to guide them deeper.
11. Letter and number posters. I tried, like a normal person, to hang these on the wall. But we aren’t normal people. Eden is the one who still uses these, and they have been USED. They are dog earred and torn and spilled on. We lay on the floor with them, and we sit at the table with them. What we don’t do is stand in front of the wall looking at them. Eden has taught herself how to write all of her letters (a little guidance from me on where to start so that she avoids bad writing habits). She has taught herself how to count to 100 with only having to ask me for help each time she reached a new set of 10s. Multiplication charts are super helpful too when your kids are still playing around with the concept.
12. Magnifying glasses. These get used all the time by all of us. We have the cheap ones for individual use on hikes and backyard adventures but keep the nice one on hand for further evaluation. Being able to guide your kids through the basic scientific process — starting with observation and moving to “why do you think that is?” and then to “how could you find out if you’re correct?” — and having a fantastic conversation in the process makes these magnifying glasses worth any price. But the good news is that the price is usually low.
Last but not least:
. We have dice for math and dice for language arts. We love our math dice and use them regularly. But we LOOOOOOOVVVVVEEEE our Story Cubes
. Love. Love, love, love, love, love. They are creative and funny and everyone can play regardless of reading ability.

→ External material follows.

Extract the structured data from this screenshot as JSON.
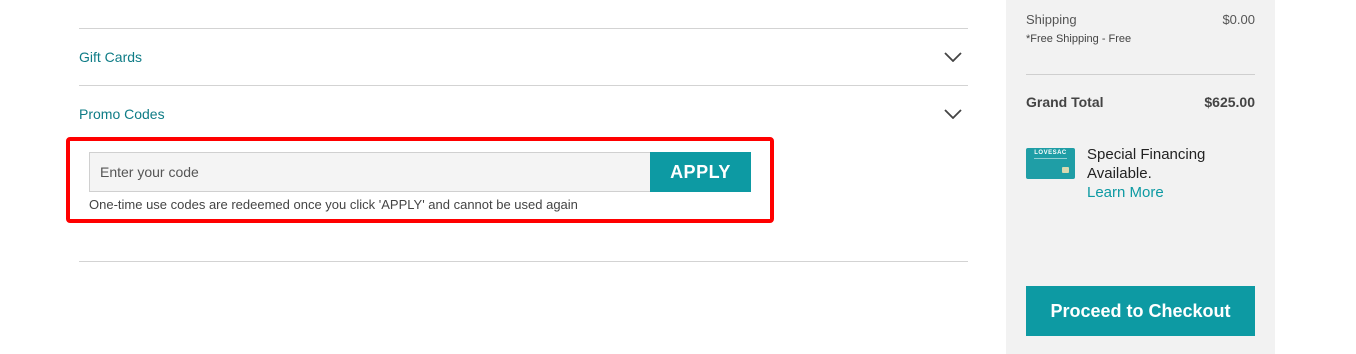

What homeschool tool can you not live without? Leave your ideas in the comments!